EXERCISE BRIEF →
If a line in the records contains the string "DESKTOP", show that line.

RECORDS SUPPLIED →
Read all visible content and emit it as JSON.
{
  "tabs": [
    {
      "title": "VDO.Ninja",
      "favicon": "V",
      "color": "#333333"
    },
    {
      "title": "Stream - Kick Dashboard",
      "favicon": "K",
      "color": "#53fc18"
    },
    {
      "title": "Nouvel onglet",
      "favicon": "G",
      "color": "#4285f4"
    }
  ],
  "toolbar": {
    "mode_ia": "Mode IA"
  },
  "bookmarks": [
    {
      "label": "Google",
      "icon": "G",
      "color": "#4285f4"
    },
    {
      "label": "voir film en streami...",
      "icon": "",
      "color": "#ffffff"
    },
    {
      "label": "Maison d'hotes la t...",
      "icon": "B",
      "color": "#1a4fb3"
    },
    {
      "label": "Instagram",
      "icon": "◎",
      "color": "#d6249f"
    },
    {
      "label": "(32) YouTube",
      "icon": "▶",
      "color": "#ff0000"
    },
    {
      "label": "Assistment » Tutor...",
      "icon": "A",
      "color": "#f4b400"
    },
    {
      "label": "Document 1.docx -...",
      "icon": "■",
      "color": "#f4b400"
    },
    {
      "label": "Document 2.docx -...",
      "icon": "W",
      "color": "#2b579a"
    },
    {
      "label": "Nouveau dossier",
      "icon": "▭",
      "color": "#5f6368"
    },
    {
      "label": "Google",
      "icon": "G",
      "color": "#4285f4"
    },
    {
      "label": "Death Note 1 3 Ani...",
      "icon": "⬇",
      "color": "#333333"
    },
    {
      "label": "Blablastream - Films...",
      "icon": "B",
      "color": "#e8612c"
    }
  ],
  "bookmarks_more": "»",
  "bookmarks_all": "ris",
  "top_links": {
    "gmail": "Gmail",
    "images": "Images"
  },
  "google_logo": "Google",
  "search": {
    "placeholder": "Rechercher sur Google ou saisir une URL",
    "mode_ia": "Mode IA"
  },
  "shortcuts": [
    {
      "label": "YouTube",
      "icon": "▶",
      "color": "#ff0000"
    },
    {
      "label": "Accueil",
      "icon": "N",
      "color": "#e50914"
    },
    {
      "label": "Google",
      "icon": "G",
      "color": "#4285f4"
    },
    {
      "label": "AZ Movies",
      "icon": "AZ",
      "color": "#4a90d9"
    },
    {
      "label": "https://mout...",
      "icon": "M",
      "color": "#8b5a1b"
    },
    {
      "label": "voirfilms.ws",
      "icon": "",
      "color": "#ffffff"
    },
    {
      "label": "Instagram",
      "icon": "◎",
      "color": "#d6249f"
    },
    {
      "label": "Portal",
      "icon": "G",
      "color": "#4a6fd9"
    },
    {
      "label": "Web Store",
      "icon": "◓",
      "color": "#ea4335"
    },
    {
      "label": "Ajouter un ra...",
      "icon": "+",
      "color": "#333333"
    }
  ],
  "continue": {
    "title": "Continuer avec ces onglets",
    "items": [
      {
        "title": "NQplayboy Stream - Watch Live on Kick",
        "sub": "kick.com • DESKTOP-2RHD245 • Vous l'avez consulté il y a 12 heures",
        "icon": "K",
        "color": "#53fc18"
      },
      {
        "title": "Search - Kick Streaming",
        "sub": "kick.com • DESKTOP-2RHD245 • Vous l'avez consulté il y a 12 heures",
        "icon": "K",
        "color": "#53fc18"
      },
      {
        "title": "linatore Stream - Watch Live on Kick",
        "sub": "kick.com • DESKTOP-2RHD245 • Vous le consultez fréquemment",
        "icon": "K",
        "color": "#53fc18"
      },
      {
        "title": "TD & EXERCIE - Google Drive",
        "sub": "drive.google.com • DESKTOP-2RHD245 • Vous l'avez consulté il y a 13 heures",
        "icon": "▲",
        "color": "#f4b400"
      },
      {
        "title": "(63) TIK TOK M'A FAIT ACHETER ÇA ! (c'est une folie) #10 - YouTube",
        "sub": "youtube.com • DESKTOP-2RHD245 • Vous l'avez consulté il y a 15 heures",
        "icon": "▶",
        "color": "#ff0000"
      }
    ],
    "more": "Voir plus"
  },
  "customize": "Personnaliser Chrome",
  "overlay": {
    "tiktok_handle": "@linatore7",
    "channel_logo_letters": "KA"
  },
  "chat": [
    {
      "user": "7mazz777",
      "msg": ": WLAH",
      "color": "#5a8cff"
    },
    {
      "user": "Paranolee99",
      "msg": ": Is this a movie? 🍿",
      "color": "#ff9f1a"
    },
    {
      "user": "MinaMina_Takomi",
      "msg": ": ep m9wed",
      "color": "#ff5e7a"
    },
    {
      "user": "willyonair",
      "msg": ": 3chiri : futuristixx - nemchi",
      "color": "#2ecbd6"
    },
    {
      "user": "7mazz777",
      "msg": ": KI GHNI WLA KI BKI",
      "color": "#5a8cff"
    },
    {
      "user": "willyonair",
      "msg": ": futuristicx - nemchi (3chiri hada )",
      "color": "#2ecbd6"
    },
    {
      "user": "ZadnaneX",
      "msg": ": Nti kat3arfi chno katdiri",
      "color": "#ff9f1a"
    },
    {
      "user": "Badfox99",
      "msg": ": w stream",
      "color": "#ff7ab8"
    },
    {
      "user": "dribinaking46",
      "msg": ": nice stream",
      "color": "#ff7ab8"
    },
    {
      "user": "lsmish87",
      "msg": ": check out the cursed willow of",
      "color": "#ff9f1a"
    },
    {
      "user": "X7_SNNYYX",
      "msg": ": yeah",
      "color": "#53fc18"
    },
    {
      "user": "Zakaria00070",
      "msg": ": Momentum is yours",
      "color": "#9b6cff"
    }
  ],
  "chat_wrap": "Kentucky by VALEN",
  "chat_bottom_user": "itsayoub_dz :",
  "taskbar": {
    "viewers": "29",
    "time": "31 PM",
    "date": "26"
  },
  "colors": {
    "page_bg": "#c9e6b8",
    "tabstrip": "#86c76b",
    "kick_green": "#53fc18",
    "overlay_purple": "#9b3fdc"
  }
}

TASK SOLUTION →
        "sub": "kick.com • DESKTOP-2RHD245 • Vous l'avez consulté il y a 12 heures",
        "sub": "kick.com • DESKTOP-2RHD245 • Vous l'avez consulté il y a 12 heures",
        "sub": "kick.com • DESKTOP-2RHD245 • Vous le consultez fréquemment",
        "sub": "drive.google.com • DESKTOP-2RHD245 • Vous l'avez consulté il y a 13 heures",
        "sub": "youtube.com • DESKTOP-2RHD245 • Vous l'avez consulté il y a 15 heures",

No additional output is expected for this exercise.